The Supreme Fabulettes in Love, Rhythm and Tears
There were 230 people jammed into Madame JoJo’s in Soho to watch the Supreme Fabulettes perform their first ever full-length show. A trio of doo-wop, bouffant-bedecked glittery glam-girls in drag, Vicky Vivacious, Mary Mack, and Vanilla Lush sang and danced for an hour and a half covering all the bases from The Supremes to Adele. 230 felt like 300 in the close, tightly packed space, and just about everyone was dancing, clapping, or at least swaying.
Despite some minor technical gaffes and an interval that ran more than ten minutes over, the show, more musical review than musical comedy, was a high-energy romp that skirted the edge of camp nicely and, if sequins and Motown are your thing, you’re sure to enjoy these hard-working performers.
Madame JoJo’s sits in the heart of Soho, surrounded by edgy men’s pants shops, high-end boutique sushi houses and pulsing LGBT-themed nightclubs. Amongst the glam and bright neon it would be easy to walk past this unassuming cabaret.
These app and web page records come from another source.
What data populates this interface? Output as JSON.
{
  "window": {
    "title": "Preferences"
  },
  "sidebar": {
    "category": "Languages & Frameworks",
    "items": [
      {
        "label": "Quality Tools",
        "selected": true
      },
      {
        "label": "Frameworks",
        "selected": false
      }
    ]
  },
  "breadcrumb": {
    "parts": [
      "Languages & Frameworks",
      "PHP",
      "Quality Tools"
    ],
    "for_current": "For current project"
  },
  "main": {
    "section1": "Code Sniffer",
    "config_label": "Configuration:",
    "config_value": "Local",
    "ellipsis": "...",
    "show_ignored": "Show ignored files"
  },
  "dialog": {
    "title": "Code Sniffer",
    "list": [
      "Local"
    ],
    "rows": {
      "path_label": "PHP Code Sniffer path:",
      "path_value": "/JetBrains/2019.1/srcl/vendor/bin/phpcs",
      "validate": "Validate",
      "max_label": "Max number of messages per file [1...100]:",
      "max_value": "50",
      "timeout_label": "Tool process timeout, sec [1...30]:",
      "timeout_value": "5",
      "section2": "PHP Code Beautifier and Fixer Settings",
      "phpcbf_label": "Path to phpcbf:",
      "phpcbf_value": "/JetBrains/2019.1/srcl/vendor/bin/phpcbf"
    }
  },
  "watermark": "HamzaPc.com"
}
Inside, the shadows and maroon drapes transport you to another time of speak-easies, burlesque queens and big-band hits. The crowd was diverse, ranging from late-teens party-types to seventy-something, though there was a definite bias in favour of well-appointed gay men.
Love, Rhythm and Tears is a bit of fun. Not the sort of thing you’re going to leave and chew on over a few drinks while you work out the symbolism, but then just a few doors down there’s Jersey Boys for that. Although there’s little depth to the production and what scripted dialogue there is seems a bit stiff, the girls are talented and at their best when they engage with us in the improvised moment. For whatever it’s worth, we’ve had Stop in the Name of Love in our heads since we walked out of the theatre.
For further information on The Supreme Fabulettes or to book tickets click here.